The block-trading specialist has recently completed the rollout of its Transparency Dashboard to its clients, citing growing demand among institutional investors to gain a full insight into how their order data is used by the sell-side.
“We saw a need for greater transparency over how sensitive client orders and data is handled by the sell-side and wanted to pioneer a solution to give clients control,” Per Lovén, head of international corporate strategy at Liquidnet Europe, told theTRADEnews.com.
Last year, Liquidnet was investigated by the SEC in the US due to the way some data was being used internally and decided to reevaluate the way client information should be controlled. “After the investigation into the way we used data internally in the US, we learned lessons about how we can better control the dissemination of information our clients trust us with.”
The dashboard itself is fairly simple, providing clients with a range of tick boxes split between order handling and data, which enable them to choose where orders will be exposed and where their trading data is displayed and how Liquidnet is able to use it internally.
Members have been onboarding since late 2013 with the all 740 of Liquidnet’s institutional clients set up by July this year.
“Every one of our member firms has a transparency control page they can log into at any time to change what liquidity they interact with and how their post-trade data is used,” added Lovén.
One of the most significant features of the system, according to Lovén, is that it will not presuppose that members want to interact with everything it can offer, but rather would give them that choice.
“We’ve chosen to do this on an opt-in basis, which is not always the norm. Often when a broker takes an order they will aim to fill it with all accessible liquidity. We believe members would prefer to start with a higher quality of liquidity to interact with and then extend this if they wish,” he explained.

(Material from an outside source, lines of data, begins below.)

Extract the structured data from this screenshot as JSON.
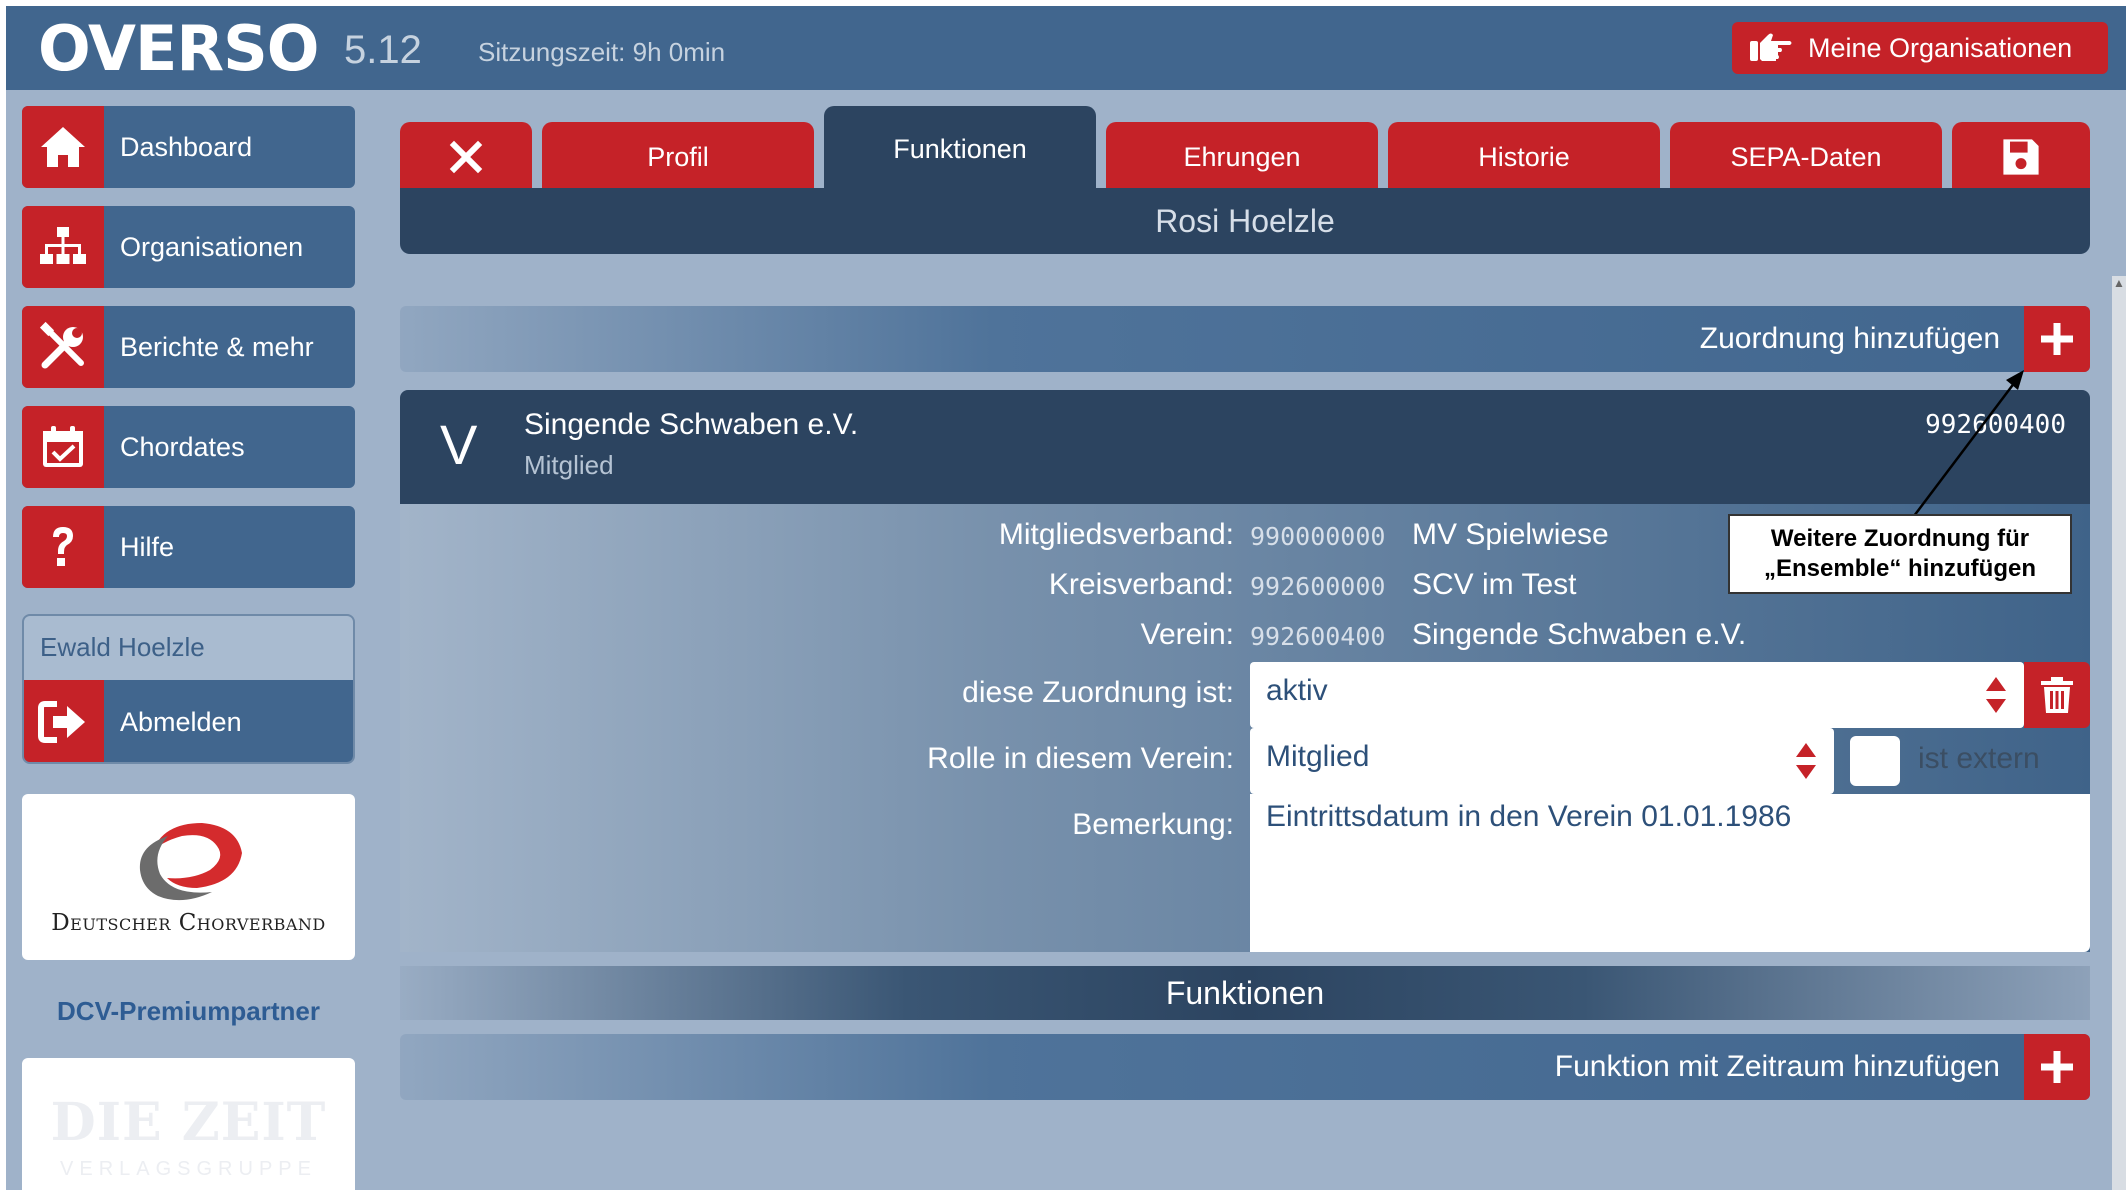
{
  "app": {
    "logo": "OVERSO",
    "version": "5.12",
    "session": "Sitzungszeit: 9h 0min",
    "my_orgs_label": "Meine Organisationen"
  },
  "sidebar": {
    "items": [
      {
        "label": "Dashboard",
        "icon": "home-icon"
      },
      {
        "label": "Organisationen",
        "icon": "org-chart-icon"
      },
      {
        "label": "Berichte & mehr",
        "icon": "tools-icon"
      },
      {
        "label": "Chordates",
        "icon": "calendar-check-icon"
      },
      {
        "label": "Hilfe",
        "icon": "question-icon"
      }
    ],
    "user_name": "Ewald Hoelzle",
    "logout_label": "Abmelden",
    "partner_logo_text": "Deutscher Chorverband",
    "partner_caption": "DCV-Premiumpartner",
    "sponsor_logo_text": "DIE ZEIT",
    "sponsor_logo_sub": "VERLAGSGRUPPE"
  },
  "tabs": {
    "close_icon": "close-icon",
    "items": [
      {
        "label": "Profil"
      },
      {
        "label": "Funktionen"
      },
      {
        "label": "Ehrungen"
      },
      {
        "label": "Historie"
      },
      {
        "label": "SEPA-Daten"
      }
    ],
    "active": "Funktionen",
    "save_icon": "save-icon"
  },
  "person": {
    "name": "Rosi Hoelzle"
  },
  "assignment": {
    "add_label": "Zuordnung hinzufügen",
    "org_letter": "V",
    "org_name": "Singende Schwaben e.V.",
    "org_role": "Mitglied",
    "org_number": "992600400",
    "hierarchy": [
      {
        "label": "Mitgliedsverband:",
        "number": "990000000",
        "name": "MV Spielwiese"
      },
      {
        "label": "Kreisverband:",
        "number": "992600000",
        "name": "SCV im Test"
      },
      {
        "label": "Verein:",
        "number": "992600400",
        "name": "Singende Schwaben e.V."
      }
    ],
    "status_label": "diese Zuordnung ist:",
    "status_value": "aktiv",
    "role_label": "Rolle in diesem Verein:",
    "role_value": "Mitglied",
    "extern_label": "ist extern",
    "extern_checked": false,
    "remark_label": "Bemerkung:",
    "remark_value": "Eintrittsdatum in den Verein 01.01.1986"
  },
  "functions": {
    "heading": "Funktionen",
    "add_label": "Funktion mit Zeitraum hinzufügen"
  },
  "annotation": {
    "text_line1": "Weitere Zuordnung für",
    "text_line2": "„Ensemble“ hinzufügen"
  },
  "colors": {
    "primary_red": "#c52228",
    "nav_blue": "#41668e",
    "dark_blue": "#2c4460",
    "background": "#9fb2c9"
  }
}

The move is reflective of a broader trend among asset managers to demand a much higher level of transparency in what brokers do with their orders. Concern has been growing for a while but has been further boosted by the publication of Michael Lewis’ ‘Flash Boys’ easier this year, which lifted the lid on the effect high-frequency trading was having on markets, and further exacerbated by an New York attorney general allegation that Barclays has misled investors over who was present in its US dark pool. Buy-siders are under increased pressure from their clients to reveal how orders are being treated and what steps are being taken to minimise exposure to toxic market participants.

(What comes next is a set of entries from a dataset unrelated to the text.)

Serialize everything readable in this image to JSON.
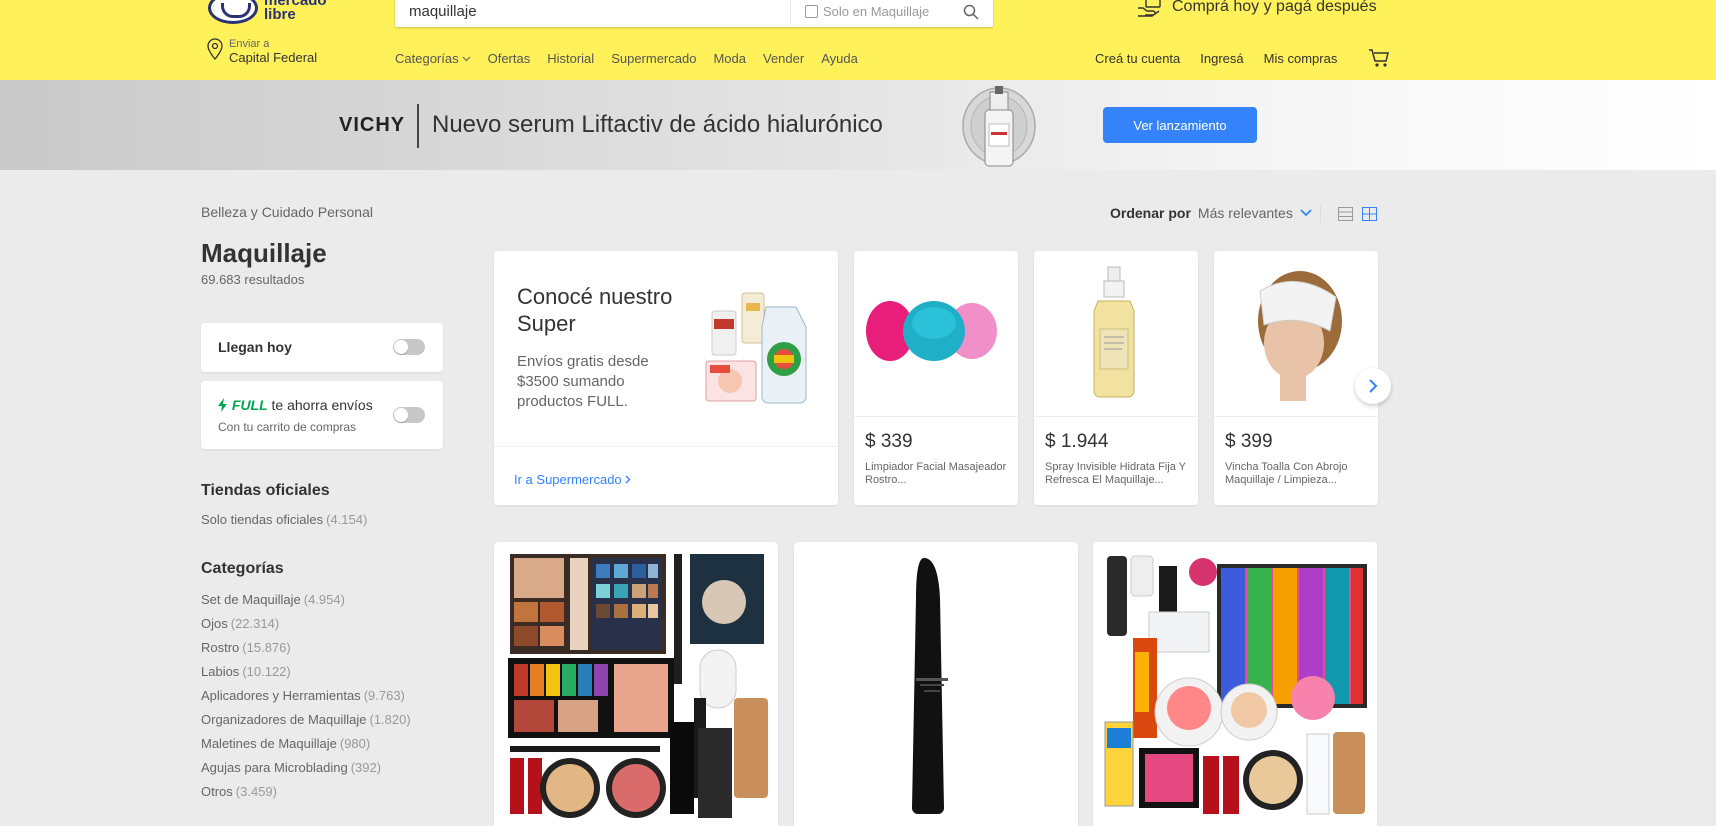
{
  "header": {
    "logo_text": "mercado libre",
    "search": {
      "value": "maquillaje",
      "only_in_label": "Solo en Maquillaje"
    },
    "promo": "Comprá hoy y pagá después",
    "location": {
      "label": "Enviar a",
      "value": "Capital Federal"
    },
    "nav": [
      "Categorías",
      "Ofertas",
      "Historial",
      "Supermercado",
      "Moda",
      "Vender",
      "Ayuda"
    ],
    "user_nav": [
      "Creá tu cuenta",
      "Ingresá",
      "Mis compras"
    ]
  },
  "banner": {
    "brand": "VICHY",
    "text": "Nuevo serum Liftactiv de ácido hialurónico",
    "button": "Ver lanzamiento"
  },
  "sidebar": {
    "breadcrumb": "Belleza y Cuidado Personal",
    "title": "Maquillaje",
    "results": "69.683 resultados",
    "llegan_hoy": "Llegan hoy",
    "full": {
      "badge": "FULL",
      "text": "te ahorra envíos",
      "sub": "Con tu carrito de compras"
    },
    "official_heading": "Tiendas oficiales",
    "official": {
      "label": "Solo tiendas oficiales",
      "count": "(4.154)"
    },
    "categories_heading": "Categorías",
    "categories": [
      {
        "label": "Set de Maquillaje",
        "count": "(4.954)"
      },
      {
        "label": "Ojos",
        "count": "(22.314)"
      },
      {
        "label": "Rostro",
        "count": "(15.876)"
      },
      {
        "label": "Labios",
        "count": "(10.122)"
      },
      {
        "label": "Aplicadores y Herramientas",
        "count": "(9.763)"
      },
      {
        "label": "Organizadores de Maquillaje",
        "count": "(1.820)"
      },
      {
        "label": "Maletines de Maquillaje",
        "count": "(980)"
      },
      {
        "label": "Agujas para Microblading",
        "count": "(392)"
      },
      {
        "label": "Otros",
        "count": "(3.459)"
      }
    ]
  },
  "toolbar": {
    "sort_label": "Ordenar por",
    "sort_value": "Más relevantes"
  },
  "super_card": {
    "title": "Conocé nuestro Super",
    "desc": "Envíos gratis desde $3500 sumando productos FULL.",
    "link": "Ir a Supermercado"
  },
  "products": [
    {
      "price": "$ 339",
      "title": "Limpiador Facial Masajeador Rostro..."
    },
    {
      "price": "$ 1.944",
      "title": "Spray Invisible Hidrata Fija Y Refresca El Maquillaje..."
    },
    {
      "price": "$ 399",
      "title": "Vincha Toalla Con Abrojo Maquillaje / Limpieza..."
    }
  ],
  "colors": {
    "header": "#fff159",
    "accent": "#3483fa",
    "full_green": "#00a650",
    "background": "#ebebeb"
  },
  "icons": [
    "location-pin-icon",
    "search-icon",
    "hand-card-icon",
    "cart-icon",
    "chevron-down-icon",
    "chevron-right-icon",
    "list-view-icon",
    "grid-view-icon",
    "lightning-icon"
  ]
}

Industry message standards body FIX Trading Community is about to publish its latest standards for Tag 30, which will add a venue audit trail to FIX messages, enabling the buy-side to better track their exposure.
“The buy-side is asking in-depth questions about how their orders are being treated. We give them a high level of choice as well as having all of this information in real-time at their fingertips,” added Lovén.